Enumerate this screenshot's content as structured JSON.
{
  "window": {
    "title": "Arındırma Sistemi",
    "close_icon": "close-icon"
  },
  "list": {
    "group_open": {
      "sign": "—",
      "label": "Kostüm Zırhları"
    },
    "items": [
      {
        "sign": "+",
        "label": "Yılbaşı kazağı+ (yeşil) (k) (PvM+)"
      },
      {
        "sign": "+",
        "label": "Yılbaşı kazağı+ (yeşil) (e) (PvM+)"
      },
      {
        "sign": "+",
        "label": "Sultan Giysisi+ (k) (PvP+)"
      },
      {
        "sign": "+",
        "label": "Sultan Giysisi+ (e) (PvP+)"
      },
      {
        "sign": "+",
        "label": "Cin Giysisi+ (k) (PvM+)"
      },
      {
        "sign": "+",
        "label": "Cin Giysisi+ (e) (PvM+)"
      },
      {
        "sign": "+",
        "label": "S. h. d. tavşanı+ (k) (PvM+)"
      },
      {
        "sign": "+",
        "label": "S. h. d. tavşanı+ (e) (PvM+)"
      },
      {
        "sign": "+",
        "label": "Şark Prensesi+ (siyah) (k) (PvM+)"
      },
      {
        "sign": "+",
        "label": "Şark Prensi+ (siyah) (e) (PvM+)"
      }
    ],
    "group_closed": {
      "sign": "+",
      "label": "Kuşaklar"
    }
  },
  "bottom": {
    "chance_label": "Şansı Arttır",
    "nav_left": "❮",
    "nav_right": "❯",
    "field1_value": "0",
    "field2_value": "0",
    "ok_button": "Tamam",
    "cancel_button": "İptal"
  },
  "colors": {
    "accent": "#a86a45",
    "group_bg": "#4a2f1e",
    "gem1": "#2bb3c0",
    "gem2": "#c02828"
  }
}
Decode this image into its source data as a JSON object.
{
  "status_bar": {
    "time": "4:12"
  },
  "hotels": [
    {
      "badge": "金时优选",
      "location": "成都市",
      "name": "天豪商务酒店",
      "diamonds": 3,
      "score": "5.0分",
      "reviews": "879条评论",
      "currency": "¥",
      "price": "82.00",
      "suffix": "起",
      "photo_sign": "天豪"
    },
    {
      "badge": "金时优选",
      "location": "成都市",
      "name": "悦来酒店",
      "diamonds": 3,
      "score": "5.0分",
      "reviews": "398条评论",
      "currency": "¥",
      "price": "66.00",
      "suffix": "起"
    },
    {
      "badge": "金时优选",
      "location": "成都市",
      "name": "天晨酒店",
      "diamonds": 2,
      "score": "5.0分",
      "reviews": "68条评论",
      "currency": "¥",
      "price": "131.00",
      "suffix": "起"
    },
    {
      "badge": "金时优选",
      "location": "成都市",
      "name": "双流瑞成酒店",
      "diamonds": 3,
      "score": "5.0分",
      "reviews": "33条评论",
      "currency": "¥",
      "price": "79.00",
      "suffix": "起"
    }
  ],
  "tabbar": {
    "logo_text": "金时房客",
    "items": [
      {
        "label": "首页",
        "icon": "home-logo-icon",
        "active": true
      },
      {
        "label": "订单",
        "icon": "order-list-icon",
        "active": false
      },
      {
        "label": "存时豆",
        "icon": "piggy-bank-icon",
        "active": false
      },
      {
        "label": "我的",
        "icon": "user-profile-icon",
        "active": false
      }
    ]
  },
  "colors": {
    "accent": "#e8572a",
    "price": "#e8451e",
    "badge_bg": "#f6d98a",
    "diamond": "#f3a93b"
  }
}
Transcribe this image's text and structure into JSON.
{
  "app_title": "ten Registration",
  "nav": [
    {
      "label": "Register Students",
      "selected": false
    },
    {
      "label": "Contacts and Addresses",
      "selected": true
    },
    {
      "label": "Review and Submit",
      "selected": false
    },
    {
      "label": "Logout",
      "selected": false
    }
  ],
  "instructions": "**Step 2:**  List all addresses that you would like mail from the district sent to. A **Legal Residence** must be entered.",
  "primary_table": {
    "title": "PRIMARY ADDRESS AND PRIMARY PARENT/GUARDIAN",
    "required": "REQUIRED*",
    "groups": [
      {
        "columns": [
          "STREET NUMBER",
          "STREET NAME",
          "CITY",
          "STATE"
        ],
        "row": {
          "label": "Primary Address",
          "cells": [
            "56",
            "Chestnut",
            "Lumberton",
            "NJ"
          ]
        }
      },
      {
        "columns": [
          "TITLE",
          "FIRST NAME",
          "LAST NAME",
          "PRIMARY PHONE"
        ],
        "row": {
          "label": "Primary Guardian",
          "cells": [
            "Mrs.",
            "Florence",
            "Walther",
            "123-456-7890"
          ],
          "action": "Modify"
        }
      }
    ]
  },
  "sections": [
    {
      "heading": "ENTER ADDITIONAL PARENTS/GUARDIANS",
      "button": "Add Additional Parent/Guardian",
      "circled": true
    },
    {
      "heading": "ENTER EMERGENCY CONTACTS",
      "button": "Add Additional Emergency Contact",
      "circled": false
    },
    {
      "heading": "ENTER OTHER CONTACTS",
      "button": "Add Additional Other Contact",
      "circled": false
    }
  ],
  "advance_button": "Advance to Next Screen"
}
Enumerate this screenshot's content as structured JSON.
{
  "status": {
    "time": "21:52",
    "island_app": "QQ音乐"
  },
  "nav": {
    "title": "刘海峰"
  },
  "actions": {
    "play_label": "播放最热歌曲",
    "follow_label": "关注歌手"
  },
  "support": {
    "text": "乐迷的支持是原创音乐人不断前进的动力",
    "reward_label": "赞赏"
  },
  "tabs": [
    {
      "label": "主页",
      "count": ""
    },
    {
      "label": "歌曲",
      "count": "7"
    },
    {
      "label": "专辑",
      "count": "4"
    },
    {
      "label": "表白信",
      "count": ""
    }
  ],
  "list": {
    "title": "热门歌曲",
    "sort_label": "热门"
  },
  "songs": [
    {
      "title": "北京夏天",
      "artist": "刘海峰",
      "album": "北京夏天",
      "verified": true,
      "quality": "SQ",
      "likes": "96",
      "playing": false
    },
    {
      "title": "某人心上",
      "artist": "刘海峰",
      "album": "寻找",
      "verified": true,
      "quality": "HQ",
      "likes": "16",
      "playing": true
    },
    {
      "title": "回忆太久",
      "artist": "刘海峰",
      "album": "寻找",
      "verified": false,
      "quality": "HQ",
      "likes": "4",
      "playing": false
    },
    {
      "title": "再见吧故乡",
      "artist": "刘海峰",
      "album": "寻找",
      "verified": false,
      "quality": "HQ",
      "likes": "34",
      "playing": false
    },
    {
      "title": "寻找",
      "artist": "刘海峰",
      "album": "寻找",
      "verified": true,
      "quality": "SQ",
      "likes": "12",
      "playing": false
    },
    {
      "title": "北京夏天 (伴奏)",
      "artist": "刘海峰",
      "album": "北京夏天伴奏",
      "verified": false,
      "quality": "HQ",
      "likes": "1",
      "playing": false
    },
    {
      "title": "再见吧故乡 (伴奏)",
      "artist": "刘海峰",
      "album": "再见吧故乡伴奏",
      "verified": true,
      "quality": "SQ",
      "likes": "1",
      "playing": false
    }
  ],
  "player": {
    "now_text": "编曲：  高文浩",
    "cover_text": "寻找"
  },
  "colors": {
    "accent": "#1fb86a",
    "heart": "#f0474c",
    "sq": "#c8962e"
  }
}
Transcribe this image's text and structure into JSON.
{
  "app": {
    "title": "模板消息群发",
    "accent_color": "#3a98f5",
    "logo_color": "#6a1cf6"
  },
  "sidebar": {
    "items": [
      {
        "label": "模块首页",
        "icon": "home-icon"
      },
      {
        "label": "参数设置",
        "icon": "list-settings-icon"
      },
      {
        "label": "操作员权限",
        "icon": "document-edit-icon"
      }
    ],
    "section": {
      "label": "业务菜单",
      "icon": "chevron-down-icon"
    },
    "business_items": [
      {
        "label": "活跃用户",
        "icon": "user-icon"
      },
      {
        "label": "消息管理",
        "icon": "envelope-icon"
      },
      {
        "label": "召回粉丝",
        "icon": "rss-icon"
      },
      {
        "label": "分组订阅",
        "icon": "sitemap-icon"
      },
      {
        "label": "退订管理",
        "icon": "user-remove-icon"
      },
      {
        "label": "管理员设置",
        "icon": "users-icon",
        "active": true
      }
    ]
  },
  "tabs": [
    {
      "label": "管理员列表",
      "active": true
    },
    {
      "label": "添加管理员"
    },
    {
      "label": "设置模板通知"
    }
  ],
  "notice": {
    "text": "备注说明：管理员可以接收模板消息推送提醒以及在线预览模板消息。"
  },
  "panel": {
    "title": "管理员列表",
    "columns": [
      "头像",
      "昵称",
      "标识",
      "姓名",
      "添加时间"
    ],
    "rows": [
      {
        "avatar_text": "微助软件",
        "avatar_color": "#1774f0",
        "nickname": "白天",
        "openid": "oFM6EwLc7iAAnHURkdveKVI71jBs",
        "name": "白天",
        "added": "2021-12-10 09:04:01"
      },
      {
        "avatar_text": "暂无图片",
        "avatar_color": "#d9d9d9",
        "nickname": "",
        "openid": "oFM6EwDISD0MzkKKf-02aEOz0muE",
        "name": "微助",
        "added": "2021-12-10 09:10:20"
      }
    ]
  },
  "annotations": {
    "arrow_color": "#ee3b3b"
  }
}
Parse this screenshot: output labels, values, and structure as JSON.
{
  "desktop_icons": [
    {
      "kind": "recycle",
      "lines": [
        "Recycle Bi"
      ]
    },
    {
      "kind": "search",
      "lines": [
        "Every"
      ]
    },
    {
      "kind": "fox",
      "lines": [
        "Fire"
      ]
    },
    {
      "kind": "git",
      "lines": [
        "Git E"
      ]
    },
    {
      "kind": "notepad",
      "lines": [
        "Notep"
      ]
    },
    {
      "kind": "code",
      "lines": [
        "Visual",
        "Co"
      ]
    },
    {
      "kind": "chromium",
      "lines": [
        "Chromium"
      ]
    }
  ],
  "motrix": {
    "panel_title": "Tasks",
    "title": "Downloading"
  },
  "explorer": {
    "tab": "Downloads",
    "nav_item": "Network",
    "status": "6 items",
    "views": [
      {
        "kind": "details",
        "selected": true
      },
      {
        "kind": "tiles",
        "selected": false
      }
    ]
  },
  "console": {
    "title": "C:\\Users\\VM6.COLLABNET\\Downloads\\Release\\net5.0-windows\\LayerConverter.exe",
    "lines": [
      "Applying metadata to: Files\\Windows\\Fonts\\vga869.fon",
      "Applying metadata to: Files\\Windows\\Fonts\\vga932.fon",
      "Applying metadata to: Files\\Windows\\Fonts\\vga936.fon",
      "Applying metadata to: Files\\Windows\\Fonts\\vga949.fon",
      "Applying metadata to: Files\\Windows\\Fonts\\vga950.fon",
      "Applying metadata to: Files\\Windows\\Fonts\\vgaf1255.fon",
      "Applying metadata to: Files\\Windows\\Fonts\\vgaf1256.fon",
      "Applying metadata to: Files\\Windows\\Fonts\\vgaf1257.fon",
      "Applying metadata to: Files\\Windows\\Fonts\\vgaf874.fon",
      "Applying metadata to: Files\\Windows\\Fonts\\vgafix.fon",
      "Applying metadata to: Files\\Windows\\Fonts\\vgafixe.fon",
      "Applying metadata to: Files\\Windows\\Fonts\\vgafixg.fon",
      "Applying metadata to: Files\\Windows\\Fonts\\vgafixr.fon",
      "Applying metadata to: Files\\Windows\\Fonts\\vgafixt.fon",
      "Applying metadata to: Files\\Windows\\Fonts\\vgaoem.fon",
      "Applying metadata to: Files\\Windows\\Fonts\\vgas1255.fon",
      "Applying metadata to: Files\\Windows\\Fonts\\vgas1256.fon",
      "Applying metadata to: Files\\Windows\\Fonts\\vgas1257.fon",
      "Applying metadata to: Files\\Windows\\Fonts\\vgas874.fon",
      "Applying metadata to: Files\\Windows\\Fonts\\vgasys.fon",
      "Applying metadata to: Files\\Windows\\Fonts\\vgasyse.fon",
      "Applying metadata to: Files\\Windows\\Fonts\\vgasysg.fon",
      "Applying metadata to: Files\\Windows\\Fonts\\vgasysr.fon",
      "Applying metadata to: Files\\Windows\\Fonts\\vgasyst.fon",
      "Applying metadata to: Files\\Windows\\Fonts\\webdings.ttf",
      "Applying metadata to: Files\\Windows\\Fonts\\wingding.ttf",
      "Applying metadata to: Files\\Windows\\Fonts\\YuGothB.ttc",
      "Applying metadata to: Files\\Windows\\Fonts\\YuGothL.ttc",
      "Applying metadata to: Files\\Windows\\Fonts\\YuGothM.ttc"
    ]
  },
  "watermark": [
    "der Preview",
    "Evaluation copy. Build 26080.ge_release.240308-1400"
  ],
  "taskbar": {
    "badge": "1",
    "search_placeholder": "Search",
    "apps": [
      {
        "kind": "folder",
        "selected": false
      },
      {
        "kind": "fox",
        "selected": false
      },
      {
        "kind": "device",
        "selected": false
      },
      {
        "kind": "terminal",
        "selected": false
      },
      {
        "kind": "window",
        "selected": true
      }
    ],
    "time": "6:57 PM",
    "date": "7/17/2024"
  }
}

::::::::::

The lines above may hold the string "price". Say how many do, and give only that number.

[ANSWER FOR THE TASK]
5